1998 Theme

Theme:The Spirituality of our Age – A Challenge to the People of God


A surprising development in these last years of the 20th century has been the public demonstration on the part of ordinary people of a longing to explore the spiritual dimension of human existence.   At a time of unprecedented material security for many people in Western society, of extraordinary technological progress and access to information, there is abundant evidence of a desire to search at a much deeper level for the truth of what it means to be human.

Disillusioned by the failure of science and technology to eliminate the problems of violence , hunger, broken relationships, and the destruction of our environment, we live in an increasing awareness of the complex nature of the human person, and of the need to re-evaluate some of the basic assumptions with which we have lived for the last four hundred years.   This gives rise to a questioning of the structures and institutions which were established in that culture and which we have inherited.

There is evidence of an increasing awareness of vulnerability, of power and at the same time of powerlessness to do what should be done, of guilt, and of the need for healing.  There is a desire on the part of many of us to get in touch with the things of the heart – with the deeper level of the humanity we all share, and with the sources of life itself.   We see a trend towards more person-centered models in the manner in which many of our institutions are re-structuring themselves, which may bring about a greater respect for the dignity of the individual.

Many of these needs and longings for a more human way of life are being met outside the mainstream churches – in relationships, in community built around a common concern, in nature.   There are many ways in which spiritual insights can be uncovered.   Artists, writers, painters, sculptors, musicians have always expressed the spiritual needs and aspirations of their times.   The current resurgence of interest in the arts is one aspect of this awareness.

The Catholic Church has in the past, not without struggle, incorporated a diversity of spiritualities, including holistic spiritualities integrated both at the level of body, feelings, mind, and spirit, and at the level of God, self, family, social order, and ecology.   It has been both a Church of the immanent and the transcendent God, of saints and sinners, of women and men going about their ordinary lives who surprise us by turning out to be prophets, mystics, and martyrs.

Can the present-day Church expand its vision?   Can it allow itself to express in teaching and practice its own Vatican II self-understanding so that it may dialogue effectively with the cultures of our time? Can it remain true to God’s revealed plan for humanity by reaching out – inviting, affirming, proposing – as it publicly identifies with “the joy and hope, the grief and anguish,” of the men and women of today

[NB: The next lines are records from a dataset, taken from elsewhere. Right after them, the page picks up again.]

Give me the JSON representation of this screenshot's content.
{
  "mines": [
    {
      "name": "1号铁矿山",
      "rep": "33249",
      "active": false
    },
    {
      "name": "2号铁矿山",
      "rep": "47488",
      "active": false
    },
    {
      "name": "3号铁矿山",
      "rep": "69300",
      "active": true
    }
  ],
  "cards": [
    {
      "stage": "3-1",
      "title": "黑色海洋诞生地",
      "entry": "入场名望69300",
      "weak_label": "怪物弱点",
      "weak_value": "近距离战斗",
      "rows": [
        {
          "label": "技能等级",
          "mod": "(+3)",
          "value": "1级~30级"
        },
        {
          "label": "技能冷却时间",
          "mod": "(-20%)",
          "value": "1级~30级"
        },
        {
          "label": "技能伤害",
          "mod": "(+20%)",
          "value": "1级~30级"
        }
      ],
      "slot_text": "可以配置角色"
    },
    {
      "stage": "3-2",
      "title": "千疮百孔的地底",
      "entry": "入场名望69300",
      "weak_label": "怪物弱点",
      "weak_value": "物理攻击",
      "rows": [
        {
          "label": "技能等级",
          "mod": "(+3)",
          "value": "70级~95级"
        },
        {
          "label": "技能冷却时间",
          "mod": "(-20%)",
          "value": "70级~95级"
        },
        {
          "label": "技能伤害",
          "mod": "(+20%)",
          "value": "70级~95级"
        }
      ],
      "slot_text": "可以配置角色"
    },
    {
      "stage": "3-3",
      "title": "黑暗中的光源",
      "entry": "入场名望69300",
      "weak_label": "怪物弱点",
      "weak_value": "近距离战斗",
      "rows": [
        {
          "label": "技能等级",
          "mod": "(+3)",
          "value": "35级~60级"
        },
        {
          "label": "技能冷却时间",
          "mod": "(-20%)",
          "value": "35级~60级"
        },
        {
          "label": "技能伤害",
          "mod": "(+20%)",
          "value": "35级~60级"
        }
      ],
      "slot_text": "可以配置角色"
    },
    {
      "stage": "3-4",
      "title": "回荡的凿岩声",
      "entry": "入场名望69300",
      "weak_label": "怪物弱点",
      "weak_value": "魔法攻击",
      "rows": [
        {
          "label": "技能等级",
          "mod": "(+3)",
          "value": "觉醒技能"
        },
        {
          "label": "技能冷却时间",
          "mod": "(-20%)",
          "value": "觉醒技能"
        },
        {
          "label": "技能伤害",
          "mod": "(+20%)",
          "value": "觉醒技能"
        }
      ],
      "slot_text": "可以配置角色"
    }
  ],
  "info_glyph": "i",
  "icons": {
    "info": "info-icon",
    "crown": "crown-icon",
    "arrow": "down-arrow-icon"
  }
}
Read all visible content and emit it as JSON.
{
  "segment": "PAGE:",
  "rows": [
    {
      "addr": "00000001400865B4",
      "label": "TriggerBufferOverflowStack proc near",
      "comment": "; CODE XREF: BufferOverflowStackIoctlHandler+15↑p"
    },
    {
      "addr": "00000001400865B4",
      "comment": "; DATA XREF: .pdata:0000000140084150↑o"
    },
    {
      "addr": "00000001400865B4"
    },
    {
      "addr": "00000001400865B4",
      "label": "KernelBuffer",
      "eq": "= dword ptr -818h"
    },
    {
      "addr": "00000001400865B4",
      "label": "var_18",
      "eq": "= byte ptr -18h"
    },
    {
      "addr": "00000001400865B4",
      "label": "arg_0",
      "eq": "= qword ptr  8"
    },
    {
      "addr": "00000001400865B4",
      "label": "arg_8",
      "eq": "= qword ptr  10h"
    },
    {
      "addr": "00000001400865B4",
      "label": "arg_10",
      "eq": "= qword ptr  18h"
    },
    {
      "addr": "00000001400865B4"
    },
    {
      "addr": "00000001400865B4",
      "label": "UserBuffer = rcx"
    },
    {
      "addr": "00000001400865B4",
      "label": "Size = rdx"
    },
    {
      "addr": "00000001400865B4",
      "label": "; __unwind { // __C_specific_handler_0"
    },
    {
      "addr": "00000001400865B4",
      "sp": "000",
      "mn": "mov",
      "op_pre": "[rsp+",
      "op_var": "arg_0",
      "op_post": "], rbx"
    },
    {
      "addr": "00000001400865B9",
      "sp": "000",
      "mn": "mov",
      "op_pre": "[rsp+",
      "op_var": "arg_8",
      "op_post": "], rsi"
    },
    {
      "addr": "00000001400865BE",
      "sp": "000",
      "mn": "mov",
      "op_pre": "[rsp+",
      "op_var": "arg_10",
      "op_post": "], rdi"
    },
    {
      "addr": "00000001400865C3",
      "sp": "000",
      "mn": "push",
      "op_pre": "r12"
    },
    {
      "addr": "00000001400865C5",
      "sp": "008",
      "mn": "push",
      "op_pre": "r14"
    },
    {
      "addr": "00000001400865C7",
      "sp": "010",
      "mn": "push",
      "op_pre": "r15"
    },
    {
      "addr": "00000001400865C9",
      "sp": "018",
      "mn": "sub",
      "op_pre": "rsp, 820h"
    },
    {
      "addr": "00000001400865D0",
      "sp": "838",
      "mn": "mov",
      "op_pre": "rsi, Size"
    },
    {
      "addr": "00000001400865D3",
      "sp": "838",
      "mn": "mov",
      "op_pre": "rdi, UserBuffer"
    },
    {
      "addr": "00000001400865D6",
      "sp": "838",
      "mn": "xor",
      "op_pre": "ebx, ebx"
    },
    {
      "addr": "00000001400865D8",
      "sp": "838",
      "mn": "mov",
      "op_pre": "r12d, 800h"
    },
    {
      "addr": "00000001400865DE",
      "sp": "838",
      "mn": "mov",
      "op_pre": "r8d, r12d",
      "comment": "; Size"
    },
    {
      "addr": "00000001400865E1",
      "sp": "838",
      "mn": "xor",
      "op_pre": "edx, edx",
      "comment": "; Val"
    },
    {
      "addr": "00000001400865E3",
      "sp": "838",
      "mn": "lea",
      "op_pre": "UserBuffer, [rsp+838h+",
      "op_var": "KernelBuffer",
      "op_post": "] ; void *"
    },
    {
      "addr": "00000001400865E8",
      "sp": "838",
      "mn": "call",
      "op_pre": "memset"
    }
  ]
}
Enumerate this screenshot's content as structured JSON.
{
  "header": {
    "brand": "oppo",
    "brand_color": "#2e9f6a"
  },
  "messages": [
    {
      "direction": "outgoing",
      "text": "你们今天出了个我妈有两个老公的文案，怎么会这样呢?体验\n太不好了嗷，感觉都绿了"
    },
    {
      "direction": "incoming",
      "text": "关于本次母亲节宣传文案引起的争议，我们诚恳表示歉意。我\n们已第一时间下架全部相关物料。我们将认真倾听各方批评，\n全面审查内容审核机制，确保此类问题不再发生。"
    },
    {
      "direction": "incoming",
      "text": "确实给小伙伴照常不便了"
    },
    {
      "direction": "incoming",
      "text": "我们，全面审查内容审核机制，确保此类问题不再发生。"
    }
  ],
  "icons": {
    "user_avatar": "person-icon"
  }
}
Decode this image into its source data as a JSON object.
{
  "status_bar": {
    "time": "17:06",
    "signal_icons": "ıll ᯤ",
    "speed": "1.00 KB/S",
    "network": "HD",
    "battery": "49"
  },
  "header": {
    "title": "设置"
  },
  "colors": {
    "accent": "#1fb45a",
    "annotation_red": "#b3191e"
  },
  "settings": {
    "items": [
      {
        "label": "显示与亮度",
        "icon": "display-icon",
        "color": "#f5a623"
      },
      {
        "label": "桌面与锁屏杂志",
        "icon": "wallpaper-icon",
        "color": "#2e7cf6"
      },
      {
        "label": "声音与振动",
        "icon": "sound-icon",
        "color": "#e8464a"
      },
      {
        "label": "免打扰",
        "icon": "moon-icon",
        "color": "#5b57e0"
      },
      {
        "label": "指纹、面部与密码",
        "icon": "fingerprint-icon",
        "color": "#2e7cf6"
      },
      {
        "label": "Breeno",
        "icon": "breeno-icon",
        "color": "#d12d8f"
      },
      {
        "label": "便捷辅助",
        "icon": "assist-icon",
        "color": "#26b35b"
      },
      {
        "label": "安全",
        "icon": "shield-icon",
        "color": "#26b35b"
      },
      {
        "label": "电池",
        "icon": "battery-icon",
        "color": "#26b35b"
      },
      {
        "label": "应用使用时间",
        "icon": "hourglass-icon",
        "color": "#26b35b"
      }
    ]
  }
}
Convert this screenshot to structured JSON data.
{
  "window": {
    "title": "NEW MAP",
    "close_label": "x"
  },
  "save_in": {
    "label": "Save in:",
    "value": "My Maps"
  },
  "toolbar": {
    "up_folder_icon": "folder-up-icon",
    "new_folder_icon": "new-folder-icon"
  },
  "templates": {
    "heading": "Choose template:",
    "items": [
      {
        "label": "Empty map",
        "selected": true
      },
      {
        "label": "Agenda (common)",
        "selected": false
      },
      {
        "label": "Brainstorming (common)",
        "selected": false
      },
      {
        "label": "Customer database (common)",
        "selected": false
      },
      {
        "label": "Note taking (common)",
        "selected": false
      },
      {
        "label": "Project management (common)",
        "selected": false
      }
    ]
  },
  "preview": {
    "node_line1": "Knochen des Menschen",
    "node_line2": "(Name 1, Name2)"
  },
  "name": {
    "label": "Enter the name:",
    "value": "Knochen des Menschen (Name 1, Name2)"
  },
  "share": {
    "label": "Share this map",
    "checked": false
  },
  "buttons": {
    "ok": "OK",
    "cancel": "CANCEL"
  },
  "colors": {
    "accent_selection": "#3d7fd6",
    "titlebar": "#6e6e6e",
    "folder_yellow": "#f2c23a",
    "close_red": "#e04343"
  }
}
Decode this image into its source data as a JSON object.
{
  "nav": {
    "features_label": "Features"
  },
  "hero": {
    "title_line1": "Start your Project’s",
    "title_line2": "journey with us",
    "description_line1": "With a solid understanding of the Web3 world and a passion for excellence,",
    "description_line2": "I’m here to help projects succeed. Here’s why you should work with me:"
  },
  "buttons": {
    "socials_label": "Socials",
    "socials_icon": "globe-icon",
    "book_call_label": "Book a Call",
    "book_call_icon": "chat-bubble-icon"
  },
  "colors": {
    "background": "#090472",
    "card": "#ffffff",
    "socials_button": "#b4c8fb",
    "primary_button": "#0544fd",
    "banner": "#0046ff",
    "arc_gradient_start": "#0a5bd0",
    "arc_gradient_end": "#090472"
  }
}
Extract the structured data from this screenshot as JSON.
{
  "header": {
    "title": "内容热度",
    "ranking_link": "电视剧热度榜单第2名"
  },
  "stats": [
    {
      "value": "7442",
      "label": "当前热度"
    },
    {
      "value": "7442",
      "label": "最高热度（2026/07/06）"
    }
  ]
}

The challenge of the People of God today is to live in such a manner that Jesus whose disciples we claim to be can be recognised by all those who seek to experience love and meaning in the complexities of modern existence as the Saviour, the One who is at the heart of every journey, every spiritual quest.